▸ LISTED ENTRIES

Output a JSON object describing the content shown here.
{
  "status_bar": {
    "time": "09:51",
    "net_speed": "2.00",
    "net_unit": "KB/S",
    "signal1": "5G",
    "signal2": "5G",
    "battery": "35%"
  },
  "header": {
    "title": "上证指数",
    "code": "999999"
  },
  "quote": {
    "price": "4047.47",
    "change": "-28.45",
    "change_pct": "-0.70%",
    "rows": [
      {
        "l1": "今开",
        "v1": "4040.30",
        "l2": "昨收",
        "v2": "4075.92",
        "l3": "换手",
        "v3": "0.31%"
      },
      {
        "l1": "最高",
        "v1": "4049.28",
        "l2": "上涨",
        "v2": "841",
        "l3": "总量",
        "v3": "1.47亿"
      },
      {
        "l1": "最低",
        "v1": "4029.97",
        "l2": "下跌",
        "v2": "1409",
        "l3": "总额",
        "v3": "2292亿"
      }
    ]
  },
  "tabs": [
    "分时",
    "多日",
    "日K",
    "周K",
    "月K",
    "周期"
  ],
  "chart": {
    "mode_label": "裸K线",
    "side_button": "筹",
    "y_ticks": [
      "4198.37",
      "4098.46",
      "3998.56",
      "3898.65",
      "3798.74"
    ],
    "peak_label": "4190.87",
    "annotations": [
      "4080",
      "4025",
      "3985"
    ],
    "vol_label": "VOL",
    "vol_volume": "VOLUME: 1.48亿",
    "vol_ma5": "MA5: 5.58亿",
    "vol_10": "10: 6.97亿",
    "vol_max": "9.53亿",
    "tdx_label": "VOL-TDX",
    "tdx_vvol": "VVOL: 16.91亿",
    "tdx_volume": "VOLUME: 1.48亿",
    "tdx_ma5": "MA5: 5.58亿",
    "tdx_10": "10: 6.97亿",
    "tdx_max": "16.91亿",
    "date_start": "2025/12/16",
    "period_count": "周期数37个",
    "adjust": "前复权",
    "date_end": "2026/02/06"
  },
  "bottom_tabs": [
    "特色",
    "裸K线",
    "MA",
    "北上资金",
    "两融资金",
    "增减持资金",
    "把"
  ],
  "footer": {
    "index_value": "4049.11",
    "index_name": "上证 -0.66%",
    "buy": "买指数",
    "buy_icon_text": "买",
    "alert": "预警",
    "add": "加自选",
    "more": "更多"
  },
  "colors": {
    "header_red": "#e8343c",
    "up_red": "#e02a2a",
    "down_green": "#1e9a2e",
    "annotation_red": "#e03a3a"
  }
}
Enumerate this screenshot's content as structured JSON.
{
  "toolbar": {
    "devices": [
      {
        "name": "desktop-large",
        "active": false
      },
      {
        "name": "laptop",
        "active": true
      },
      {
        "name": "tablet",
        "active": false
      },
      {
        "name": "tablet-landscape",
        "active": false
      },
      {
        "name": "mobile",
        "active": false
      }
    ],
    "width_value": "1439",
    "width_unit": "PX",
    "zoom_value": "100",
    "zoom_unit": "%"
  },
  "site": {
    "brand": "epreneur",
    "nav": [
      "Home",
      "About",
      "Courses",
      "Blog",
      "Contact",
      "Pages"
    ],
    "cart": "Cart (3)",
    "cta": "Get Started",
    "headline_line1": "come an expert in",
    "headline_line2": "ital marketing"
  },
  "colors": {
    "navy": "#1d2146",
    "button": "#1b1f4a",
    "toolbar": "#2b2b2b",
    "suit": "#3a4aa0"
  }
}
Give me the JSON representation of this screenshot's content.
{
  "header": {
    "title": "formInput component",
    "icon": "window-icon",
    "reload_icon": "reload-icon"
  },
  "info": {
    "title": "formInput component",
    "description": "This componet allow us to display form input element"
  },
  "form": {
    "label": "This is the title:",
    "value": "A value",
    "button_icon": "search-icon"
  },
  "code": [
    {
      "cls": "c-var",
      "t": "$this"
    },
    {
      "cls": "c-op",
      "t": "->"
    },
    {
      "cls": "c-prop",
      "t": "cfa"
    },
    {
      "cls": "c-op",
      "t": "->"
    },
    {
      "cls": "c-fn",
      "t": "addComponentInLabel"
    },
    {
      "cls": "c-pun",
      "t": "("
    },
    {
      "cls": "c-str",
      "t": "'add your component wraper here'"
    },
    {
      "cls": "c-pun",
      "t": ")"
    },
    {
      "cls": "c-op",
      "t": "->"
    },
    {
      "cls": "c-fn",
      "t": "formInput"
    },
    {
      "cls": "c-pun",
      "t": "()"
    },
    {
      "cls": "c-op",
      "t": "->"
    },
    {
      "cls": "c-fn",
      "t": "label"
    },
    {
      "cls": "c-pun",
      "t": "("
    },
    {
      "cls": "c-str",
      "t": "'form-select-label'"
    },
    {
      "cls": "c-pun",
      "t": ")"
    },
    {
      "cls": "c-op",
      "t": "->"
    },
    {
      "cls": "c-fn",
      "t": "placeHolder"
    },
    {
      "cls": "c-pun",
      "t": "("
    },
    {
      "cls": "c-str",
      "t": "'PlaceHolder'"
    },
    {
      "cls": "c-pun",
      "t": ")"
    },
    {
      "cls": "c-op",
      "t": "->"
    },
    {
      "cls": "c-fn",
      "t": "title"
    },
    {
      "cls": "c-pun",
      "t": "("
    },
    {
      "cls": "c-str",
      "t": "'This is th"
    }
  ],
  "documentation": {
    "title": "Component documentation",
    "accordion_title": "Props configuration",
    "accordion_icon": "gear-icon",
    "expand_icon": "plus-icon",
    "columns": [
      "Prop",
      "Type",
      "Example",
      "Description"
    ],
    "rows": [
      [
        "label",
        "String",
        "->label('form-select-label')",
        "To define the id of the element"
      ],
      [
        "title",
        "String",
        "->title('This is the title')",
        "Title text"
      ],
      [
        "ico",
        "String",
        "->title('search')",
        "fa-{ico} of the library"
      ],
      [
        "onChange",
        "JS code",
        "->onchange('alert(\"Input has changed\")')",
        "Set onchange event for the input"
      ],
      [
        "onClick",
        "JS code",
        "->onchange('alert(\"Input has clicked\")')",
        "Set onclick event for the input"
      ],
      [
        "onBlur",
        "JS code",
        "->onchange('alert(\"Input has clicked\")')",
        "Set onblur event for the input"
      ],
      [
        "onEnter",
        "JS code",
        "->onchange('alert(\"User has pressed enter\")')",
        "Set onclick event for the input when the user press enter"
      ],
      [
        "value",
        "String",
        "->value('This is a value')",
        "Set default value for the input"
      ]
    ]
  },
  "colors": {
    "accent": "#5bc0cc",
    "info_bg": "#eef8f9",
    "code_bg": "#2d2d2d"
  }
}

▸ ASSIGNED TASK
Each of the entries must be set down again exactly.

▸ RESPONSE TO THIS TASK
Output a JSON object describing the content shown here.
{
  "status_bar": {
    "time": "09:51",
    "net_speed": "2.00",
    "net_unit": "KB/S",
    "signal1": "5G",
    "signal2": "5G",
    "battery": "35%"
  },
  "header": {
    "title": "上证指数",
    "code": "999999"
  },
  "quote": {
    "price": "4047.47",
    "change": "-28.45",
    "change_pct": "-0.70%",
    "rows": [
      {
        "l1": "今开",
        "v1": "4040.30",
        "l2": "昨收",
        "v2": "4075.92",
        "l3": "换手",
        "v3": "0.31%"
      },
      {
        "l1": "最高",
        "v1": "4049.28",
        "l2": "上涨",
        "v2": "841",
        "l3": "总量",
        "v3": "1.47亿"
      },
      {
        "l1": "最低",
        "v1": "4029.97",
        "l2": "下跌",
        "v2": "1409",
        "l3": "总额",
        "v3": "2292亿"
      }
    ]
  },
  "tabs": [
    "分时",
    "多日",
    "日K",
    "周K",
    "月K",
    "周期"
  ],
  "chart": {
    "mode_label": "裸K线",
    "side_button": "筹",
    "y_ticks": [
      "4198.37",
      "4098.46",
      "3998.56",
      "3898.65",
      "3798.74"
    ],
    "peak_label": "4190.87",
    "annotations": [
      "4080",
      "4025",
      "3985"
    ],
    "vol_label": "VOL",
    "vol_volume": "VOLUME: 1.48亿",
    "vol_ma5": "MA5: 5.58亿",
    "vol_10": "10: 6.97亿",
    "vol_max": "9.53亿",
    "tdx_label": "VOL-TDX",
    "tdx_vvol": "VVOL: 16.91亿",
    "tdx_volume": "VOLUME: 1.48亿",
    "tdx_ma5": "MA5: 5.58亿",
    "tdx_10": "10: 6.97亿",
    "tdx_max": "16.91亿",
    "date_start": "2025/12/16",
    "period_count": "周期数37个",
    "adjust": "前复权",
    "date_end": "2026/02/06"
  },
  "bottom_tabs": [
    "特色",
    "裸K线",
    "MA",
    "北上资金",
    "两融资金",
    "增减持资金",
    "把"
  ],
  "footer": {
    "index_value": "4049.11",
    "index_name": "上证 -0.66%",
    "buy": "买指数",
    "buy_icon_text": "买",
    "alert": "预警",
    "add": "加自选",
    "more": "更多"
  },
  "colors": {
    "header_red": "#e8343c",
    "up_red": "#e02a2a",
    "down_green": "#1e9a2e",
    "annotation_red": "#e03a3a"
  }
}
Enumerate this screenshot's content as structured JSON.
{
  "toolbar": {
    "devices": [
      {
        "name": "desktop-large",
        "active": false
      },
      {
        "name": "laptop",
        "active": true
      },
      {
        "name": "tablet",
        "active": false
      },
      {
        "name": "tablet-landscape",
        "active": false
      },
      {
        "name": "mobile",
        "active": false
      }
    ],
    "width_value": "1439",
    "width_unit": "PX",
    "zoom_value": "100",
    "zoom_unit": "%"
  },
  "site": {
    "brand": "epreneur",
    "nav": [
      "Home",
      "About",
      "Courses",
      "Blog",
      "Contact",
      "Pages"
    ],
    "cart": "Cart (3)",
    "cta": "Get Started",
    "headline_line1": "come an expert in",
    "headline_line2": "ital marketing"
  },
  "colors": {
    "navy": "#1d2146",
    "button": "#1b1f4a",
    "toolbar": "#2b2b2b",
    "suit": "#3a4aa0"
  }
}
Give me the JSON representation of this screenshot's content.
{
  "header": {
    "title": "formInput component",
    "icon": "window-icon",
    "reload_icon": "reload-icon"
  },
  "info": {
    "title": "formInput component",
    "description": "This componet allow us to display form input element"
  },
  "form": {
    "label": "This is the title:",
    "value": "A value",
    "button_icon": "search-icon"
  },
  "code": [
    {
      "cls": "c-var",
      "t": "$this"
    },
    {
      "cls": "c-op",
      "t": "->"
    },
    {
      "cls": "c-prop",
      "t": "cfa"
    },
    {
      "cls": "c-op",
      "t": "->"
    },
    {
      "cls": "c-fn",
      "t": "addComponentInLabel"
    },
    {
      "cls": "c-pun",
      "t": "("
    },
    {
      "cls": "c-str",
      "t": "'add your component wraper here'"
    },
    {
      "cls": "c-pun",
      "t": ")"
    },
    {
      "cls": "c-op",
      "t": "->"
    },
    {
      "cls": "c-fn",
      "t": "formInput"
    },
    {
      "cls": "c-pun",
      "t": "()"
    },
    {
      "cls": "c-op",
      "t": "->"
    },
    {
      "cls": "c-fn",
      "t": "label"
    },
    {
      "cls": "c-pun",
      "t": "("
    },
    {
      "cls": "c-str",
      "t": "'form-select-label'"
    },
    {
      "cls": "c-pun",
      "t": ")"
    },
    {
      "cls": "c-op",
      "t": "->"
    },
    {
      "cls": "c-fn",
      "t": "placeHolder"
    },
    {
      "cls": "c-pun",
      "t": "("
    },
    {
      "cls": "c-str",
      "t": "'PlaceHolder'"
    },
    {
      "cls": "c-pun",
      "t": ")"
    },
    {
      "cls": "c-op",
      "t": "->"
    },
    {
      "cls": "c-fn",
      "t": "title"
    },
    {
      "cls": "c-pun",
      "t": "("
    },
    {
      "cls": "c-str",
      "t": "'This is th"
    }
  ],
  "documentation": {
    "title": "Component documentation",
    "accordion_title": "Props configuration",
    "accordion_icon": "gear-icon",
    "expand_icon": "plus-icon",
    "columns": [
      "Prop",
      "Type",
      "Example",
      "Description"
    ],
    "rows": [
      [
        "label",
        "String",
        "->label('form-select-label')",
        "To define the id of the element"
      ],
      [
        "title",
        "String",
        "->title('This is the title')",
        "Title text"
      ],
      [
        "ico",
        "String",
        "->title('search')",
        "fa-{ico} of the library"
      ],
      [
        "onChange",
        "JS code",
        "->onchange('alert(\"Input has changed\")')",
        "Set onchange event for the input"
      ],
      [
        "onClick",
        "JS code",
        "->onchange('alert(\"Input has clicked\")')",
        "Set onclick event for the input"
      ],
      [
        "onBlur",
        "JS code",
        "->onchange('alert(\"Input has clicked\")')",
        "Set onblur event for the input"
      ],
      [
        "onEnter",
        "JS code",
        "->onchange('alert(\"User has pressed enter\")')",
        "Set onclick event for the input when the user press enter"
      ],
      [
        "value",
        "String",
        "->value('This is a value')",
        "Set default value for the input"
      ]
    ]
  },
  "colors": {
    "accent": "#5bc0cc",
    "info_bg": "#eef8f9",
    "code_bg": "#2d2d2d"
  }
}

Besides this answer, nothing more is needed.